* [REQUIRED WORK] Copy each record exactly, word for word.

* [EXERCISE MATERIAL]

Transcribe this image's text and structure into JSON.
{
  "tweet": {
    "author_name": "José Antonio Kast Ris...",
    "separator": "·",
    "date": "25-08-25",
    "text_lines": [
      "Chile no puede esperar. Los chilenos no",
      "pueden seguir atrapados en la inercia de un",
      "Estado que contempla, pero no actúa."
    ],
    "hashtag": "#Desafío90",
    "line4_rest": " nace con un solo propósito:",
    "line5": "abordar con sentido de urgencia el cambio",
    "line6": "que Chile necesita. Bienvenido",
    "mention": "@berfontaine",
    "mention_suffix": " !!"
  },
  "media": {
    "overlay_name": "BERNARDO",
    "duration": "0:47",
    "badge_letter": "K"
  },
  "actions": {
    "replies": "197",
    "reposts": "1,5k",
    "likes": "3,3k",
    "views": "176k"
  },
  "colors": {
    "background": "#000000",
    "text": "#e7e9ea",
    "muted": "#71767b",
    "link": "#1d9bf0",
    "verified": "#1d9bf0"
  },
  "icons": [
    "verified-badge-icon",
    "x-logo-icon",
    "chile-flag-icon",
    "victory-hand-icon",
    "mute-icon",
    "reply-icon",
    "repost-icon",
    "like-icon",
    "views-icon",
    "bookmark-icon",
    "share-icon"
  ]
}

* [PROBLEM SOLUTION]
Transcribe this image's text and structure into JSON.
{
  "tweet": {
    "author_name": "José Antonio Kast Ris...",
    "separator": "·",
    "date": "25-08-25",
    "text_lines": [
      "Chile no puede esperar. Los chilenos no",
      "pueden seguir atrapados en la inercia de un",
      "Estado que contempla, pero no actúa."
    ],
    "hashtag": "#Desafío90",
    "line4_rest": " nace con un solo propósito:",
    "line5": "abordar con sentido de urgencia el cambio",
    "line6": "que Chile necesita. Bienvenido",
    "mention": "@berfontaine",
    "mention_suffix": " !!"
  },
  "media": {
    "overlay_name": "BERNARDO",
    "duration": "0:47",
    "badge_letter": "K"
  },
  "actions": {
    "replies": "197",
    "reposts": "1,5k",
    "likes": "3,3k",
    "views": "176k"
  },
  "colors": {
    "background": "#000000",
    "text": "#e7e9ea",
    "muted": "#71767b",
    "link": "#1d9bf0",
    "verified": "#1d9bf0"
  },
  "icons": [
    "verified-badge-icon",
    "x-logo-icon",
    "chile-flag-icon",
    "victory-hand-icon",
    "mute-icon",
    "reply-icon",
    "repost-icon",
    "like-icon",
    "views-icon",
    "bookmark-icon",
    "share-icon"
  ]
}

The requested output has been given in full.